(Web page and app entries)
Content starts

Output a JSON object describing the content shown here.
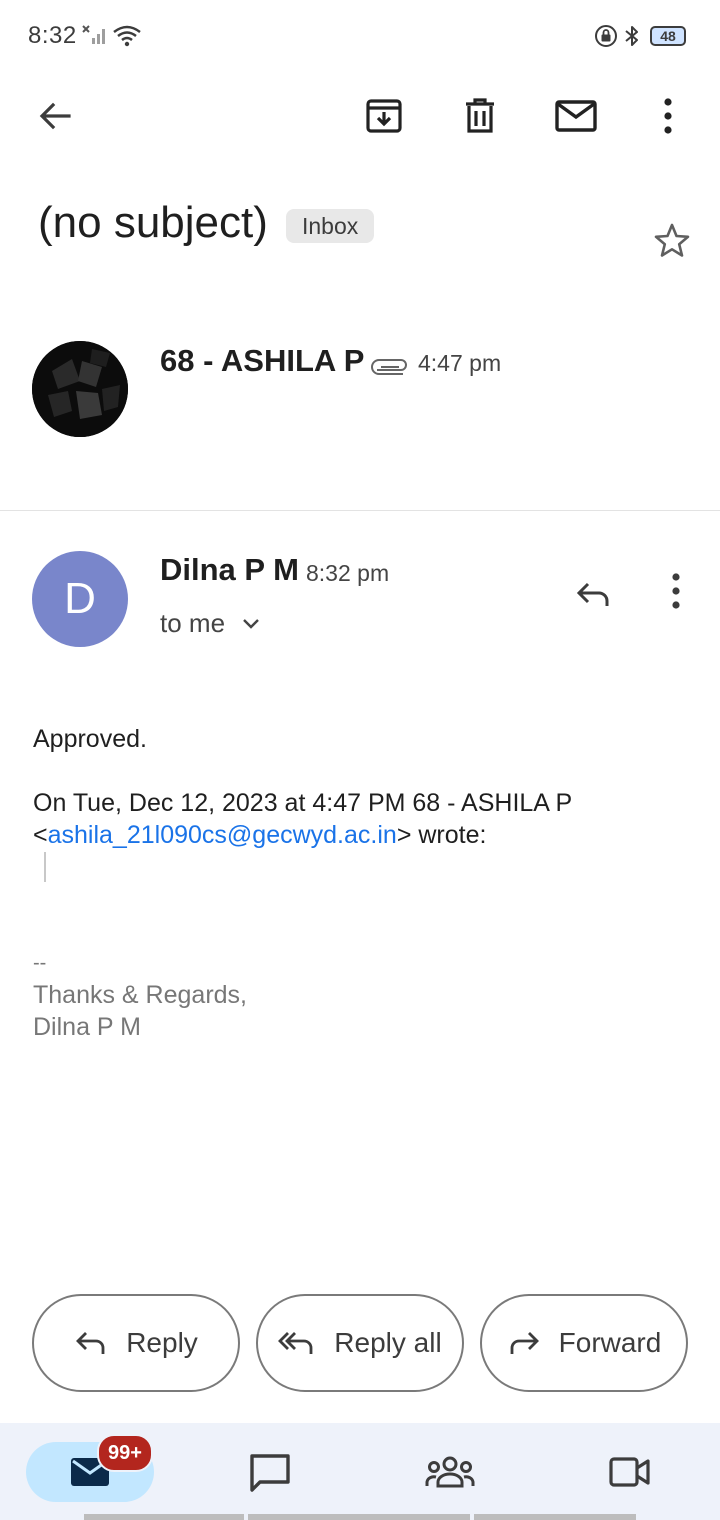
{
  "status_bar": {
    "time": "8:32",
    "battery": "48",
    "icons": [
      "signal-off-icon",
      "wifi-icon",
      "lock-icon",
      "bluetooth-icon",
      "battery-icon"
    ]
  },
  "toolbar": {
    "icons": [
      "back-arrow-icon",
      "archive-icon",
      "delete-icon",
      "mark-unread-icon",
      "more-vert-icon"
    ]
  },
  "thread": {
    "subject": "(no subject)",
    "label": "Inbox"
  },
  "messages": [
    {
      "sender": "68 - ASHILA P",
      "time": "4:47 pm",
      "has_attachment": true
    },
    {
      "sender": "Dilna P M",
      "avatar_letter": "D",
      "avatar_color": "#7986cb",
      "time": "8:32 pm",
      "recipient": "to me",
      "body": "Approved.",
      "quote_line1": "On Tue, Dec 12, 2023 at 4:47 PM 68 - ASHILA P",
      "quote_prefix": "<",
      "quote_email": "ashila_21l090cs@gecwyd.ac.in",
      "quote_suffix": "> wrote:",
      "signature_sep": "--",
      "signature_line1": "Thanks & Regards,",
      "signature_line2": "Dilna P M"
    }
  ],
  "actions": {
    "reply": "Reply",
    "reply_all": "Reply all",
    "forward": "Forward"
  },
  "bottom_nav": {
    "mail_badge": "99+",
    "items": [
      "mail-icon",
      "chat-icon",
      "spaces-icon",
      "meet-icon"
    ]
  },
  "colors": {
    "accent_link": "#1a73e8",
    "badge": "#b3261e",
    "nav_active": "#c2e7ff",
    "nav_bg": "#eef2fa"
  }
}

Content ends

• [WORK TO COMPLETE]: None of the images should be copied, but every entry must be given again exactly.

• [ANSWER BELOW]:
Output a JSON object describing the content shown here.
{
  "status_bar": {
    "time": "8:32",
    "battery": "48",
    "icons": [
      "signal-off-icon",
      "wifi-icon",
      "lock-icon",
      "bluetooth-icon",
      "battery-icon"
    ]
  },
  "toolbar": {
    "icons": [
      "back-arrow-icon",
      "archive-icon",
      "delete-icon",
      "mark-unread-icon",
      "more-vert-icon"
    ]
  },
  "thread": {
    "subject": "(no subject)",
    "label": "Inbox"
  },
  "messages": [
    {
      "sender": "68 - ASHILA P",
      "time": "4:47 pm",
      "has_attachment": true
    },
    {
      "sender": "Dilna P M",
      "avatar_letter": "D",
      "avatar_color": "#7986cb",
      "time": "8:32 pm",
      "recipient": "to me",
      "body": "Approved.",
      "quote_line1": "On Tue, Dec 12, 2023 at 4:47 PM 68 - ASHILA P",
      "quote_prefix": "<",
      "quote_email": "ashila_21l090cs@gecwyd.ac.in",
      "quote_suffix": "> wrote:",
      "signature_sep": "--",
      "signature_line1": "Thanks & Regards,",
      "signature_line2": "Dilna P M"
    }
  ],
  "actions": {
    "reply": "Reply",
    "reply_all": "Reply all",
    "forward": "Forward"
  },
  "bottom_nav": {
    "mail_badge": "99+",
    "items": [
      "mail-icon",
      "chat-icon",
      "spaces-icon",
      "meet-icon"
    ]
  },
  "colors": {
    "accent_link": "#1a73e8",
    "badge": "#b3261e",
    "nav_active": "#c2e7ff",
    "nav_bg": "#eef2fa"
  }
}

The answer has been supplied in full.